Any book about a dog where the opening chapter brings tears to my eyes (on public transport, too!) is never going to be a happy story, but like <i>Marley and Me</i>, there are a lot of heart-warming, amusing moments before the inevitable ending. <i>Racing in the Rain</i> actually reminded me more of <i>The Dogs of Babel</i> by Caroline Parkhurst, only the dog gets the last word here. Enzo narrates the story of his life, from his puppyhood on a farm, to meeting his beloved master Denny, and sharing the grief and bitter consequences of losing Eve, Denny's wife, to cancer. The major human events of death and parenthood are actually secondary to the wise words and racing metaphors of Enzo, who believes that he will be reincarnated as a human when he has learned all he has to know as a dog. I loved Enzo, although it might have been the chocolate labrador on the cover which tipped me over the edge! That bond between dogs and their masters, especially when the owners actually earn such unconditional devotion, has a strong emotional pull that is hard to resist, and Stein plays Enzo's love for Denny just right. The ending is a little too pat, and the canine perspective overdone in places, but I loved the racing scenes and Enzo's life philosophy (and going on the number of sections highlighted in the Kindle version, so did many other readers!)Not as funny as <i>Marley and Me</i>, but nowhere near as sadistic as <i>The Dogs of Babel</i> (I wanted to report that book to the RSPCA), I would recommend <i>The Art of Racing</i> to dog lovers everywhere. (Don't forget the tissues!)
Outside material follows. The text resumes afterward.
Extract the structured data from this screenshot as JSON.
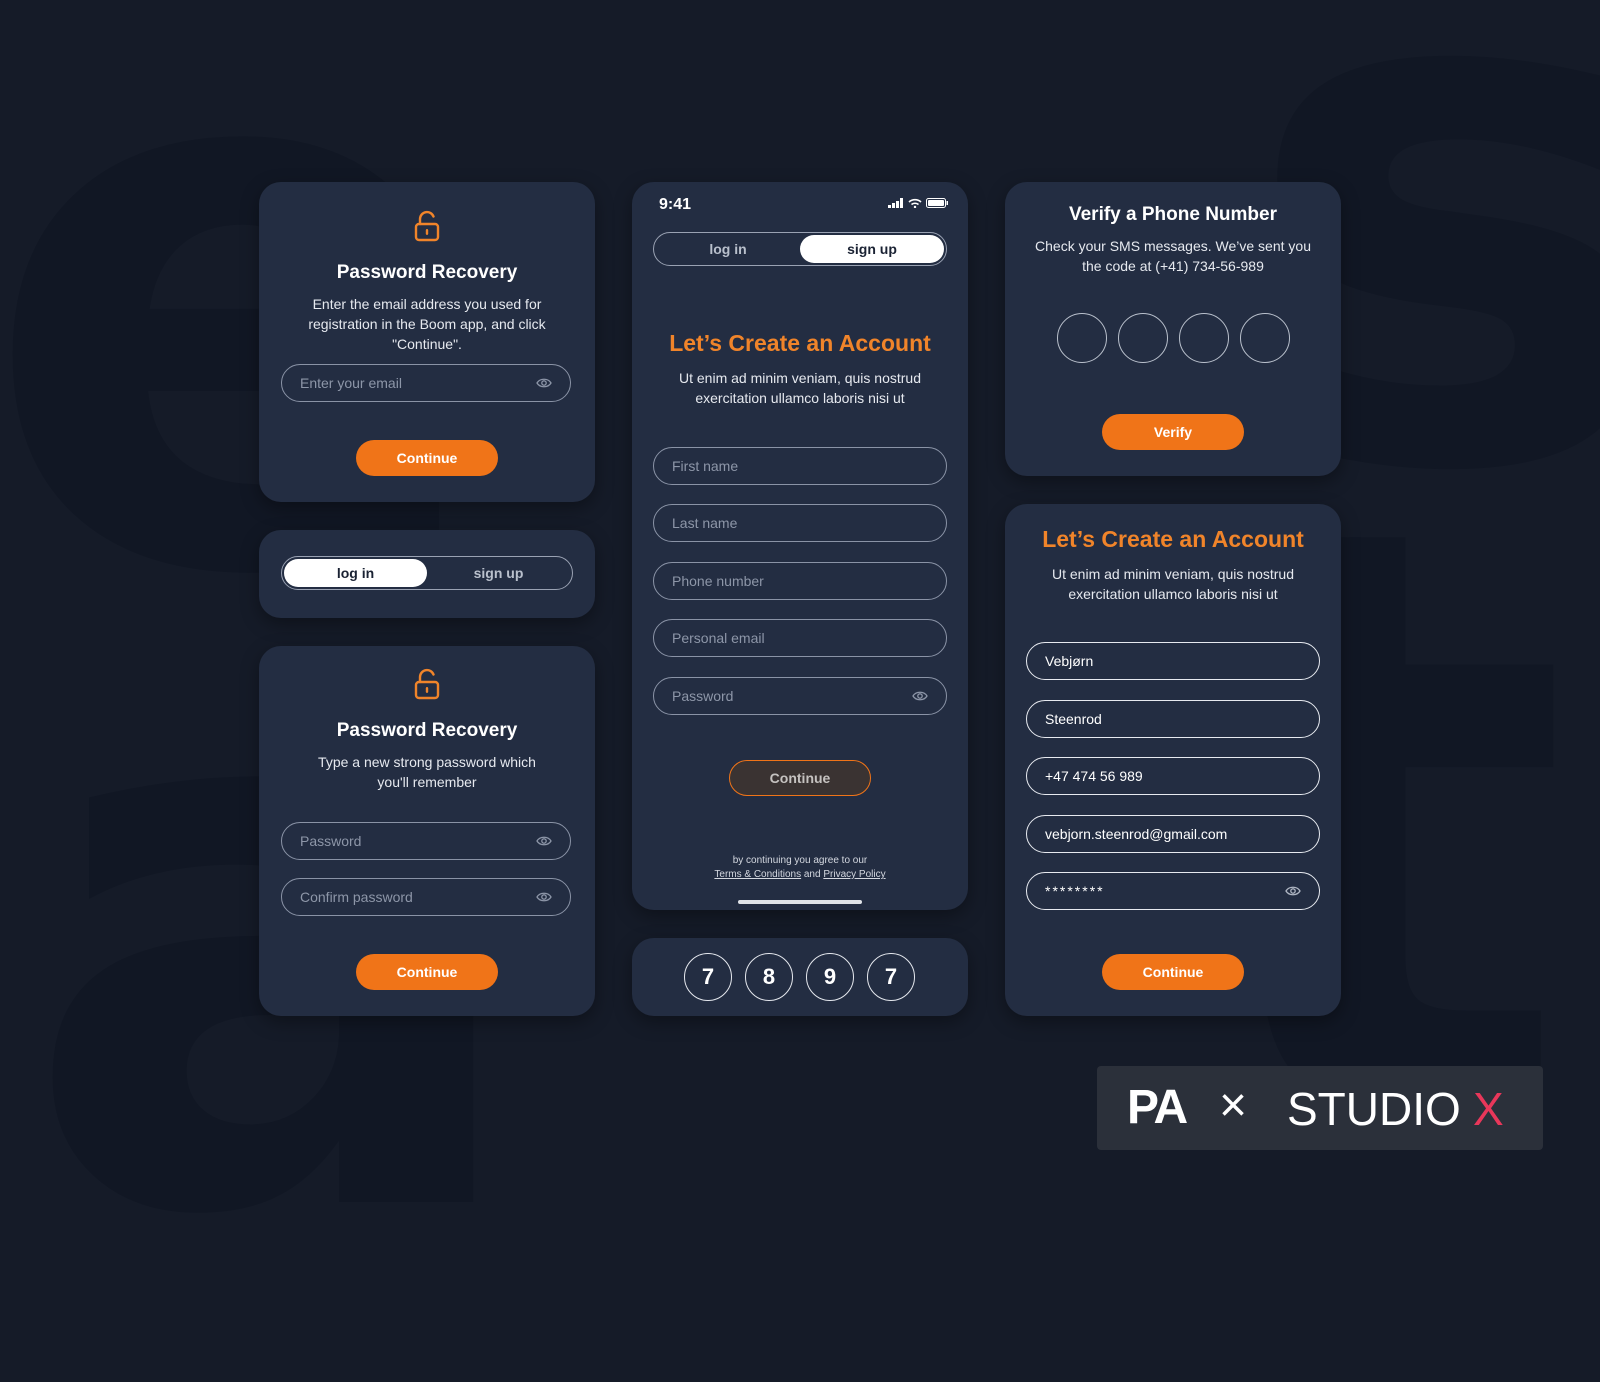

Review by

Well some good bits first. It did help me understand more about car racing. And yes I liked the title as the theme for the story – we can get through the bad times etc. But the characters are flat and boarding on cliché – the kooky, brave loyal wife, the cute kid, the in-laws from hell , the silent strong hero struggling to do the best for his loved ones. In short, classic TV movie fodder. The use as a dog as the central narrator does allow for some interesting takes on the events but it gradually beggars belief – he can bark twice as requested to urge speed but can’t work any other code out in his time with the family? Then its downhill for me as the plot unfolds. The wife suffers months/years of a mega serious illness but loving husband and in-laws from hell don't get her to the hospital ( so why no coven of friends fighting her corner?) But once in and the consequences known, wife and child go to live with in-laws from hell and so create the added complications of the plot. And he’s working in some vague back office job yet manages to raise the serious levels of sponsorship needed for professional racing almost in passing. I suspect that as a spoken book and a film with the right cast it might work as character depth could be injected but for me it’s the first abandoned book of the year.